* _Required action_: Below are the records; pull every line that includes "desc".

* _Provided records_:
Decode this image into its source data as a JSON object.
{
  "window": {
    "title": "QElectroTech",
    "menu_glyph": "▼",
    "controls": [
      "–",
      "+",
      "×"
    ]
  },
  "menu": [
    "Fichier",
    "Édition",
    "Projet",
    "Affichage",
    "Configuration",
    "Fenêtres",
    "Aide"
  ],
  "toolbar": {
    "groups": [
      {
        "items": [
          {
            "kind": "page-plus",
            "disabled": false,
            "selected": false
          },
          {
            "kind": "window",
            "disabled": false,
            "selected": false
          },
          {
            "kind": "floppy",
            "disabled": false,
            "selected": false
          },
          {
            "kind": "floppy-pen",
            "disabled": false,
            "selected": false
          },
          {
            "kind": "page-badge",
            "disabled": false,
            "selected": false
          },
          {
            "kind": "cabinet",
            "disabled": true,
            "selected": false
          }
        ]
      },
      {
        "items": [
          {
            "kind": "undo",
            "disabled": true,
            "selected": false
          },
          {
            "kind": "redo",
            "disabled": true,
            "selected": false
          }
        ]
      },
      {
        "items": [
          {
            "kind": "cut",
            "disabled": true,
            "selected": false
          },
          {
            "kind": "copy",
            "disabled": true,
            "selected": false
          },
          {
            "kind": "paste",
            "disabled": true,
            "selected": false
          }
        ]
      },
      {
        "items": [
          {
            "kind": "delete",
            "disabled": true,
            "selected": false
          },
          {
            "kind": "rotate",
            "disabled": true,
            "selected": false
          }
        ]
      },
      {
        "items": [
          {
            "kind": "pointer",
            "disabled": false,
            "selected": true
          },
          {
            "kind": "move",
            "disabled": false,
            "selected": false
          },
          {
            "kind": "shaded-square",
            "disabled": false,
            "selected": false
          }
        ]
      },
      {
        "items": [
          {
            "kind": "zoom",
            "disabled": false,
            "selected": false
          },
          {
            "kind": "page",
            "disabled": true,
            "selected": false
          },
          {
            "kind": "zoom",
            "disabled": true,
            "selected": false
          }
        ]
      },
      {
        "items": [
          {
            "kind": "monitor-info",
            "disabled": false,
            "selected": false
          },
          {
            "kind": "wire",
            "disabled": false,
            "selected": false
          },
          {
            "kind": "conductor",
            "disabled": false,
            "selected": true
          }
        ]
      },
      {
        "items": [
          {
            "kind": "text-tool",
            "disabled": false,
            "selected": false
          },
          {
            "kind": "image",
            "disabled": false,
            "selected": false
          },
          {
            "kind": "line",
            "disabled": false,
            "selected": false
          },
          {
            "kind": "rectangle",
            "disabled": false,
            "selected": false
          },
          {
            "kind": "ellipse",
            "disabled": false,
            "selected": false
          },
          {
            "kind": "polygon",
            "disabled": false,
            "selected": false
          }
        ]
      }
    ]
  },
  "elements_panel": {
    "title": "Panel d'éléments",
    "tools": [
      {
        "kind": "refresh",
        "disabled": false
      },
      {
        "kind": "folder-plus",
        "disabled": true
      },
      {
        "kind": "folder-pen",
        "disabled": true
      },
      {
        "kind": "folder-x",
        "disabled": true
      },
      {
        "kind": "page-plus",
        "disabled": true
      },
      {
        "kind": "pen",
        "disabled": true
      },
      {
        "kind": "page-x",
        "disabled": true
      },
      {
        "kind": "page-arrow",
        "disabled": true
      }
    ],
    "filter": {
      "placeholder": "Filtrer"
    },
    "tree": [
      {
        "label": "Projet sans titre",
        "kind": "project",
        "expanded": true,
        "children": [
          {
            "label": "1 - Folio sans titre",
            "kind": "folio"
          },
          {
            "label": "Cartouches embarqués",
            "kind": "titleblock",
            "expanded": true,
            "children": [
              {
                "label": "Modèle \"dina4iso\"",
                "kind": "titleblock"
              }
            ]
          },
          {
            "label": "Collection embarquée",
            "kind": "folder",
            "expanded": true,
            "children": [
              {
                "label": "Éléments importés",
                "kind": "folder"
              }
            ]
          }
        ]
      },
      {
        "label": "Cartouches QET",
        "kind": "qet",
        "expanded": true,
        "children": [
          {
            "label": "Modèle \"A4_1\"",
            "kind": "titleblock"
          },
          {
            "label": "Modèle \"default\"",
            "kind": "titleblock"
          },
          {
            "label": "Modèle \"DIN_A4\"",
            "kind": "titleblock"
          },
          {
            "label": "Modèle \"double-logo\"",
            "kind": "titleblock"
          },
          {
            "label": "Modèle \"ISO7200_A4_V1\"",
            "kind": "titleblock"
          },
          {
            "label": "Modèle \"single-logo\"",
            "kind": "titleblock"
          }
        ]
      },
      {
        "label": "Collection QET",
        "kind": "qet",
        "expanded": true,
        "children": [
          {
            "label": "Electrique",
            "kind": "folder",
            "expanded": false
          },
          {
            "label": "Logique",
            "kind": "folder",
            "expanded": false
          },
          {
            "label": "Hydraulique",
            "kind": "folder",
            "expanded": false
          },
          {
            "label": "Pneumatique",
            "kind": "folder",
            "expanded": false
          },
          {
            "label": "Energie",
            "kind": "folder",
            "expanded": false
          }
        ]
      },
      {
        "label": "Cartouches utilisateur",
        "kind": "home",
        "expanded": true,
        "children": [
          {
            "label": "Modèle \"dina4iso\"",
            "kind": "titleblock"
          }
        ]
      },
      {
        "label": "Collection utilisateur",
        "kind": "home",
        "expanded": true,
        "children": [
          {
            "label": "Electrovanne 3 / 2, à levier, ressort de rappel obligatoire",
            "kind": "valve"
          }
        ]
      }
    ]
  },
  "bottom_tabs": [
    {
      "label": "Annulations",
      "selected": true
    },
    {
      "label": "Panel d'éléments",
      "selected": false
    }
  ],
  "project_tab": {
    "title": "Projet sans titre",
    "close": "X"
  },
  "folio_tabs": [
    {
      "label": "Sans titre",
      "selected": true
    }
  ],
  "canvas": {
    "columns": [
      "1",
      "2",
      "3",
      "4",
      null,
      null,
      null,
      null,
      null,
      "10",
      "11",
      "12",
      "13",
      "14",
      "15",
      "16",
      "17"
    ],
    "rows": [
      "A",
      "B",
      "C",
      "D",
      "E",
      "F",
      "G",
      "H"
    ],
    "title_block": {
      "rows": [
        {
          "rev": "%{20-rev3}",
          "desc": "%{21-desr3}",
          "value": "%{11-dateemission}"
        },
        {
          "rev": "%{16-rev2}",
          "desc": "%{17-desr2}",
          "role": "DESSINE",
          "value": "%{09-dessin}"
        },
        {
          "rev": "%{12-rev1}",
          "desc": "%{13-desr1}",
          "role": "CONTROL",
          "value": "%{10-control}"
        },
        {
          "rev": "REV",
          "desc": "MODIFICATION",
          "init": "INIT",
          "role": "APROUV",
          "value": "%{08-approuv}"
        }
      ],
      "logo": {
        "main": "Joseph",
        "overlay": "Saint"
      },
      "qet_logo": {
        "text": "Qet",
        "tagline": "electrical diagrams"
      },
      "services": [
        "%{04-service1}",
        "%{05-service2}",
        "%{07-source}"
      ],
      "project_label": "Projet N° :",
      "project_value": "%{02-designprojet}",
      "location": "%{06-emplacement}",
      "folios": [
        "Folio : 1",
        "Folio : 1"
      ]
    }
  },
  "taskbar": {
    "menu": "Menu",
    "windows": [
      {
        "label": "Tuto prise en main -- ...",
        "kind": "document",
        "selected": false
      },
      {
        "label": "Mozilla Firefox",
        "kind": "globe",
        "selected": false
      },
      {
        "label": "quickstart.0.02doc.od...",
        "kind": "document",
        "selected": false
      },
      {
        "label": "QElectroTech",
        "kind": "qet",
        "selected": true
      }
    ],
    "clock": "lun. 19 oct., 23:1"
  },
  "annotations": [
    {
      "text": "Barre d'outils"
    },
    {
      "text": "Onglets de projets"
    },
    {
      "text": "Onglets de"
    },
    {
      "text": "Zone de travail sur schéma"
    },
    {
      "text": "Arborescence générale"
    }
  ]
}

* _Written response_:
          "desc": "%{21-desr3}",
          "desc": "%{17-desr2}",
          "desc": "%{13-desr1}",
          "desc": "MODIFICATION",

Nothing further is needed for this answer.